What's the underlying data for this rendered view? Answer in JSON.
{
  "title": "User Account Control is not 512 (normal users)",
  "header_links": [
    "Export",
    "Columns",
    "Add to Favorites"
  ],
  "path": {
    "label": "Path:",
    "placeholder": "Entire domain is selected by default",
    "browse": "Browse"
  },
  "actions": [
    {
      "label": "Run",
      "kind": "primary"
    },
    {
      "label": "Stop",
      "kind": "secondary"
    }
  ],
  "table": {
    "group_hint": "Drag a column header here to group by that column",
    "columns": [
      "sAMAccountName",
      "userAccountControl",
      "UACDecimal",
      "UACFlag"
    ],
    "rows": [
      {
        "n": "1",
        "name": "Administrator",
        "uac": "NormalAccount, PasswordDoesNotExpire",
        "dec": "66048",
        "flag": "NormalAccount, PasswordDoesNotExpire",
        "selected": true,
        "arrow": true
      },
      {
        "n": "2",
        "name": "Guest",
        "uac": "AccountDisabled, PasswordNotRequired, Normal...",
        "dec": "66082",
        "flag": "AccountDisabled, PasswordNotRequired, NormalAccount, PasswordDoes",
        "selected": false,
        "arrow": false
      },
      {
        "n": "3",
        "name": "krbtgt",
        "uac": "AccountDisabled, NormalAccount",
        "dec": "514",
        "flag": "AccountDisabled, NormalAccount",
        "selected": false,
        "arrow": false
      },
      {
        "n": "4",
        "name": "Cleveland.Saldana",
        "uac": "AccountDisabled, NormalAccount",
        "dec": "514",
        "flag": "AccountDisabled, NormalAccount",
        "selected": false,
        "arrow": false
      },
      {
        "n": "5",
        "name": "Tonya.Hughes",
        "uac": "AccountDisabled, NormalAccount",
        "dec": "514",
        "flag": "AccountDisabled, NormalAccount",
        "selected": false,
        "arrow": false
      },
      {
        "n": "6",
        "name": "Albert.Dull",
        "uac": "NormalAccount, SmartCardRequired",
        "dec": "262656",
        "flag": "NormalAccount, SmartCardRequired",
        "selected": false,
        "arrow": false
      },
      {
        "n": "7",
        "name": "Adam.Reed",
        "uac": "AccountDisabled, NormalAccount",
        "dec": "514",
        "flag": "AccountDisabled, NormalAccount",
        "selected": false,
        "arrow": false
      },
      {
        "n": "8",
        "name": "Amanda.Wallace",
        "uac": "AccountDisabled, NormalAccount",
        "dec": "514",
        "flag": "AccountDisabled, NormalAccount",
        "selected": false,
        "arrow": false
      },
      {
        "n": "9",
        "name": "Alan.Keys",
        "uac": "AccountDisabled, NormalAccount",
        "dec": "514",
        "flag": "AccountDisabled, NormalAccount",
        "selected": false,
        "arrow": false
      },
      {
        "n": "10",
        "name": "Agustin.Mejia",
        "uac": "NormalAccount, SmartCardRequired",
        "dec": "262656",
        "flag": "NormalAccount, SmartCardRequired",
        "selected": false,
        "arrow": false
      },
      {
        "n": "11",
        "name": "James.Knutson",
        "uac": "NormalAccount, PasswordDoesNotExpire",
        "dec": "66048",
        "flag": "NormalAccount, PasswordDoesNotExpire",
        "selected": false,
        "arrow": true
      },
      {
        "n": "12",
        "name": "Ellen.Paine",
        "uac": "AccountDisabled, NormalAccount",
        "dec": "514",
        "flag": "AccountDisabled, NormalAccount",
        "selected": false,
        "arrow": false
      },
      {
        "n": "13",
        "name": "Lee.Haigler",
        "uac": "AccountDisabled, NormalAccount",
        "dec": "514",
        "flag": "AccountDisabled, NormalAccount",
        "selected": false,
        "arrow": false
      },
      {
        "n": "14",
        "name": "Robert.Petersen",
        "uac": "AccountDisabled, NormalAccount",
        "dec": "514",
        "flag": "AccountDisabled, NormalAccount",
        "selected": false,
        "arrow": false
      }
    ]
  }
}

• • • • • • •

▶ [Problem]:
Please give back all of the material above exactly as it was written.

▶ [Written response]:
What's the underlying data for this rendered view? Answer in JSON.
{
  "title": "User Account Control is not 512 (normal users)",
  "header_links": [
    "Export",
    "Columns",
    "Add to Favorites"
  ],
  "path": {
    "label": "Path:",
    "placeholder": "Entire domain is selected by default",
    "browse": "Browse"
  },
  "actions": [
    {
      "label": "Run",
      "kind": "primary"
    },
    {
      "label": "Stop",
      "kind": "secondary"
    }
  ],
  "table": {
    "group_hint": "Drag a column header here to group by that column",
    "columns": [
      "sAMAccountName",
      "userAccountControl",
      "UACDecimal",
      "UACFlag"
    ],
    "rows": [
      {
        "n": "1",
        "name": "Administrator",
        "uac": "NormalAccount, PasswordDoesNotExpire",
        "dec": "66048",
        "flag": "NormalAccount, PasswordDoesNotExpire",
        "selected": true,
        "arrow": true
      },
      {
        "n": "2",
        "name": "Guest",
        "uac": "AccountDisabled, PasswordNotRequired, Normal...",
        "dec": "66082",
        "flag": "AccountDisabled, PasswordNotRequired, NormalAccount, PasswordDoes",
        "selected": false,
        "arrow": false
      },
      {
        "n": "3",
        "name": "krbtgt",
        "uac": "AccountDisabled, NormalAccount",
        "dec": "514",
        "flag": "AccountDisabled, NormalAccount",
        "selected": false,
        "arrow": false
      },
      {
        "n": "4",
        "name": "Cleveland.Saldana",
        "uac": "AccountDisabled, NormalAccount",
        "dec": "514",
        "flag": "AccountDisabled, NormalAccount",
        "selected": false,
        "arrow": false
      },
      {
        "n": "5",
        "name": "Tonya.Hughes",
        "uac": "AccountDisabled, NormalAccount",
        "dec": "514",
        "flag": "AccountDisabled, NormalAccount",
        "selected": false,
        "arrow": false
      },
      {
        "n": "6",
        "name": "Albert.Dull",
        "uac": "NormalAccount, SmartCardRequired",
        "dec": "262656",
        "flag": "NormalAccount, SmartCardRequired",
        "selected": false,
        "arrow": false
      },
      {
        "n": "7",
        "name": "Adam.Reed",
        "uac": "AccountDisabled, NormalAccount",
        "dec": "514",
        "flag": "AccountDisabled, NormalAccount",
        "selected": false,
        "arrow": false
      },
      {
        "n": "8",
        "name": "Amanda.Wallace",
        "uac": "AccountDisabled, NormalAccount",
        "dec": "514",
        "flag": "AccountDisabled, NormalAccount",
        "selected": false,
        "arrow": false
      },
      {
        "n": "9",
        "name": "Alan.Keys",
        "uac": "AccountDisabled, NormalAccount",
        "dec": "514",
        "flag": "AccountDisabled, NormalAccount",
        "selected": false,
        "arrow": false
      },
      {
        "n": "10",
        "name": "Agustin.Mejia",
        "uac": "NormalAccount, SmartCardRequired",
        "dec": "262656",
        "flag": "NormalAccount, SmartCardRequired",
        "selected": false,
        "arrow": false
      },
      {
        "n": "11",
        "name": "James.Knutson",
        "uac": "NormalAccount, PasswordDoesNotExpire",
        "dec": "66048",
        "flag": "NormalAccount, PasswordDoesNotExpire",
        "selected": false,
        "arrow": true
      },
      {
        "n": "12",
        "name": "Ellen.Paine",
        "uac": "AccountDisabled, NormalAccount",
        "dec": "514",
        "flag": "AccountDisabled, NormalAccount",
        "selected": false,
        "arrow": false
      },
      {
        "n": "13",
        "name": "Lee.Haigler",
        "uac": "AccountDisabled, NormalAccount",
        "dec": "514",
        "flag": "AccountDisabled, NormalAccount",
        "selected": false,
        "arrow": false
      },
      {
        "n": "14",
        "name": "Robert.Petersen",
        "uac": "AccountDisabled, NormalAccount",
        "dec": "514",
        "flag": "AccountDisabled, NormalAccount",
        "selected": false,
        "arrow": false
      }
    ]
  }
}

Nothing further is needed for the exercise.